The “war” against terrorism is equally problematic. After swiftly routing the Taliban regime and al-Qaeda forces in 2001, the administration allowed Afghanistan to regress towards a state of lawlessness and instability. Iraq has proven much more difficult to stabilise than anticipated by White House and Pentagon planners, and the rising human and financial costs accompany only halting progress against the insurgency despite the capture of Saddam Hussein.

cnnmoney, December 5, 2003:

“Millions of American workers still do not have jobs, and our nation has lost more jobs under the Bush administration than under any president since Hoover,” said AFL-CIO President John Sweeney

Bureau of labor statistics, DECEMBER 2003:

The number of unemployed persons was 8.4 million in December and the unemployment rate was 5.7 percent. Both measures continued to edge down from their recent highs in June 2003. In December, the unemployment rates for adult men (5.3 percent) and Hispanics or Latinos (6.6 percent) declined. The jobless rates for the other major worker groups–adult women (5.1 percent), teenagers (16.1 percent), whites (5.0 percent), and blacks (10.3 percent)–showed little or no change from the previous month. The unemployment rate for Asians was 5.3 percent in December, not seasonally adjusted.

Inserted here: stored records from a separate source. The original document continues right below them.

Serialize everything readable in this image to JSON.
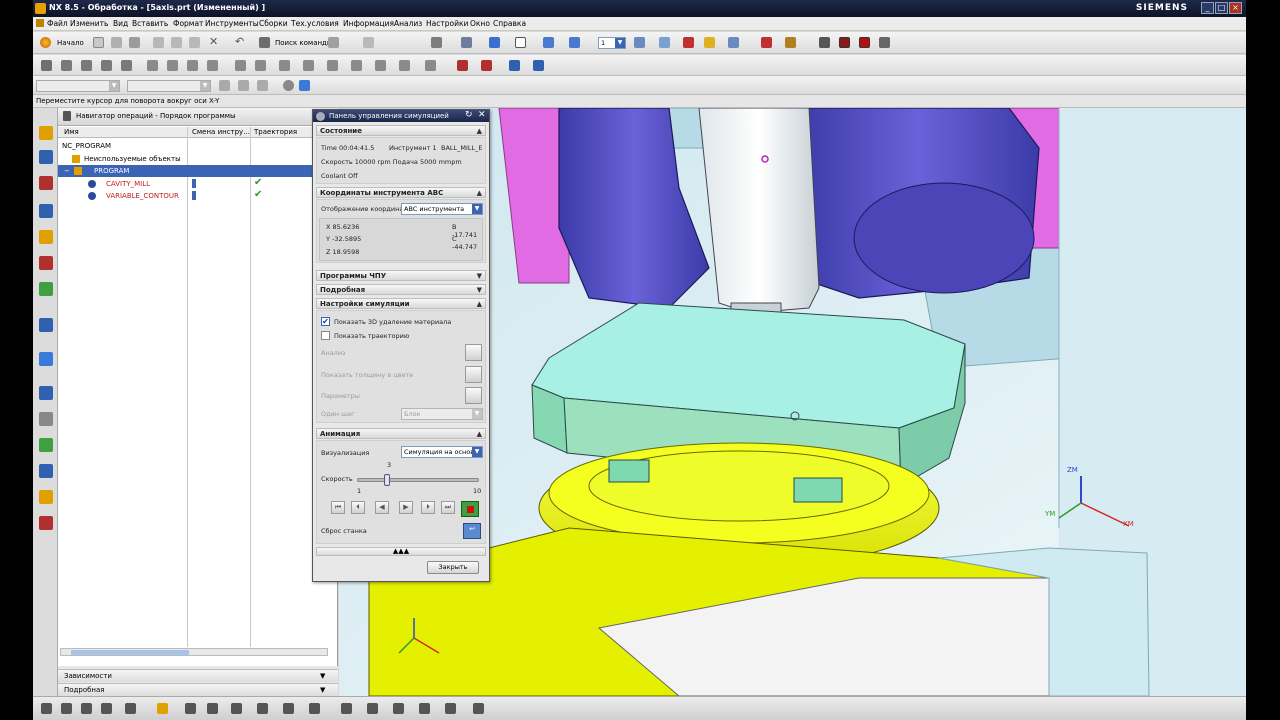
{
  "window": {
    "title": "NX 8.5 - Обработка - [5axis.prt (Измененный) ]",
    "brand": "SIEMENS"
  },
  "menu": [
    "Файл",
    "Изменить",
    "Вид",
    "Вставить",
    "Формат",
    "Инструменты",
    "Сборки",
    "Тех.условия",
    "Информация",
    "Анализ",
    "Настройки",
    "Окно",
    "Справка"
  ],
  "toolbar": {
    "start_label": "Начало",
    "command_search_label": "Поиск команды",
    "layer_value": "1"
  },
  "status_line": "Переместите курсор для поворота вокруг оси X-Y",
  "navigator": {
    "title": "Навигатор операций - Порядок программы",
    "columns": [
      "Имя",
      "Смена инстру...",
      "Траектория"
    ],
    "rows": [
      "NC_PROGRAM",
      "Неиспользуемые объекты",
      "PROGRAM",
      "CAVITY_MILL",
      "VARIABLE_CONTOUR"
    ],
    "bottom_sections": [
      "Зависимости",
      "Подробная"
    ]
  },
  "sim_panel": {
    "title": "Панель управления симуляцией",
    "state_header": "Состояние",
    "time": "Time 00:04:41.5",
    "tool": "Инструмент 1",
    "tool_name": "BALL_MILL_E",
    "speed_feed": "Скорость 10000 rpm Подача 5000 mmpm",
    "coolant": "Coolant Off",
    "coords_header": "Координаты инструмента ABC",
    "coords_display_label": "Отображение координа",
    "coords_display_value": "ABC инструмента",
    "x": "X 85.6236",
    "y": "Y -32.5895",
    "z": "Z 18.9598",
    "b": "B -17.741",
    "c": "C -44.747",
    "cnc_programs": "Программы ЧПУ",
    "detailed": "Подробная",
    "sim_settings": "Настройки симуляции",
    "show_3d_removal": "Показать 3D удаление материала",
    "show_path": "Показать траекторию",
    "analysis": "Анализ",
    "show_thickness": "Показать толщину в цвете",
    "parameters": "Параметры",
    "step_label": "Один шаг",
    "step_value": "Блок",
    "animation_header": "Анимация",
    "visualization_label": "Визуализация",
    "visualization_value": "Симуляция на основе",
    "speed_label": "Скорость",
    "speed_value": "3",
    "speed_min": "1",
    "speed_max": "10",
    "speed_fraction": 0.22,
    "reset_machine": "Сброс станка",
    "close_button": "Закрыть"
  },
  "viewport": {
    "axis_z": "ZM",
    "axis_y": "YM",
    "axis_x": "XM"
  },
  "colors": {
    "accent": "#3c64b4",
    "machine_head": "#5d55c9",
    "workpiece": "#a8f0e4",
    "table": "#e9f000"
  }
}
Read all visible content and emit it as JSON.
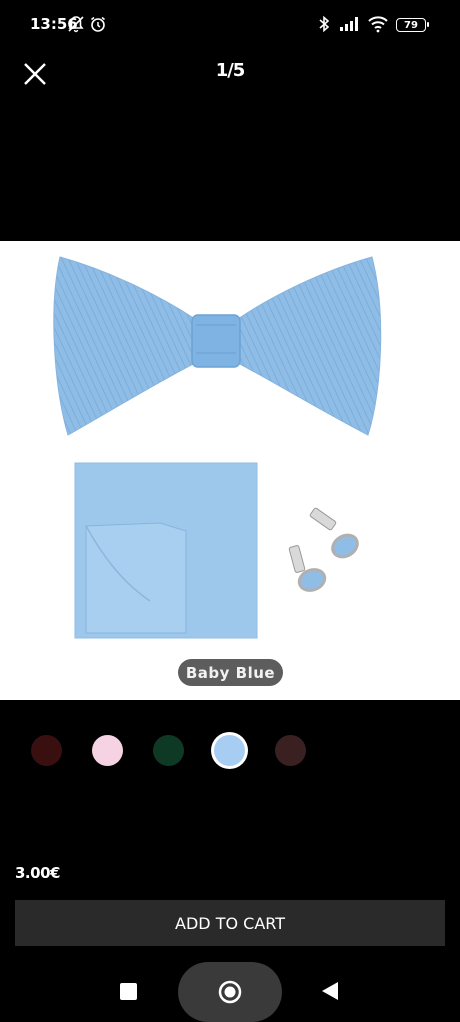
{
  "status": {
    "time": "13:56",
    "battery": "79",
    "icons": [
      "bell-off-icon",
      "alarm-icon",
      "bluetooth-icon",
      "signal-icon",
      "wifi-icon",
      "battery-icon"
    ]
  },
  "viewer": {
    "counter": "1/5",
    "close_icon": "close-icon"
  },
  "product": {
    "image_label": "Baby Blue",
    "price": "3.00€",
    "add_to_cart": "ADD TO CART",
    "swatches": [
      {
        "color": "#3a0f0f"
      },
      {
        "color": "#f6d3e3"
      },
      {
        "color": "#0e3a25"
      },
      {
        "color": "#a8cdf2",
        "selected": true
      },
      {
        "color": "#3a2020"
      }
    ]
  },
  "navbar": {
    "icons": [
      "recent-apps-icon",
      "home-icon",
      "back-icon"
    ]
  }
}
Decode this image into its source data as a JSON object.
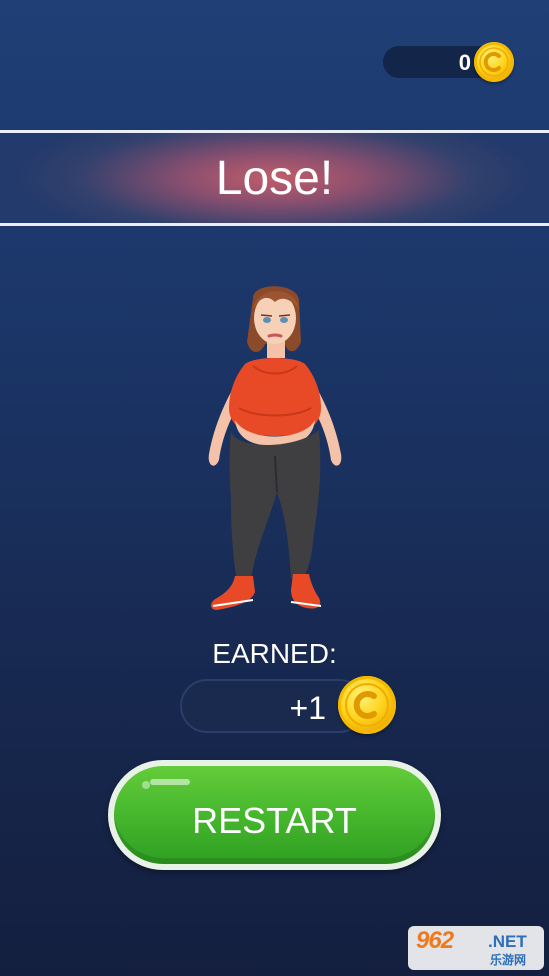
{
  "hud": {
    "coin_count": "0",
    "coin_icon": "gold-coin-icon"
  },
  "banner": {
    "title": "Lose!"
  },
  "character": {
    "icon": "overweight-woman-character"
  },
  "earned": {
    "label": "EARNED:",
    "value": "+1",
    "coin_icon": "gold-coin-icon"
  },
  "restart_button": {
    "label": "RESTART"
  },
  "watermark": {
    "main": "962",
    "net": ".NET",
    "sub": "乐游网"
  },
  "colors": {
    "background_top": "#1f3f76",
    "background_bottom": "#141f3f",
    "banner_glow": "#c15d6a",
    "button_green": "#46b72d",
    "coin_gold": "#ffd21a"
  }
}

The Progressive, October 2003:

We have lost around 2.6 million jobs since he took office, and about 650,000 just since the 2002 election. In the face of this, the bulk of the Bush tax cuts went, notoriously, to the very wealthy, whose spending is little affected. Many middle class Americans will get hit by rising property and sales taxes–at the state and local level. And meanwhile, Bush is bent on eroding pay and working conditions, with the most recent outrage being the assault on fair labor standards affecting overtime. As for the minimum wage? Forget about it.

The Salt Lake Tribune, January 2003:

According to the Urban-Brookings Tax Policy Center, the effect of eliminating dividend taxation is that the average benefit for those making less than $10,000 would be $6, and the average benefit for those making more than $1 million would be $45,098. Quick, high-schoolers, let’s practice up for the those SATs by figuring out by what percentage $45,098 is bigger than $6

Gardian Unlimited, December 10, 2003:

North Korea has offered to freeze its nuclear weapons programme if the US lifts economic sanctions, provides fuel aid, and removes its name from a list of state sponsors of terrorism. But President Bush promptly rejected the overture, saying he wanted Pyongyang to scrap, not suspend, its atomic weapons plans.

Personally I believe that chosing a president is more or less chosing between the lessor of two evils. Looking back on things though, I find I was doing much better while a democrat was in the office. On the other hand, while I was in the military, I did better under Reagan. (who I still admire for various reasons but even his own son has stated that ‘trickle down economics’ didn’t work)

Nothing rhymes with Cindy Crawford after 9 coronas...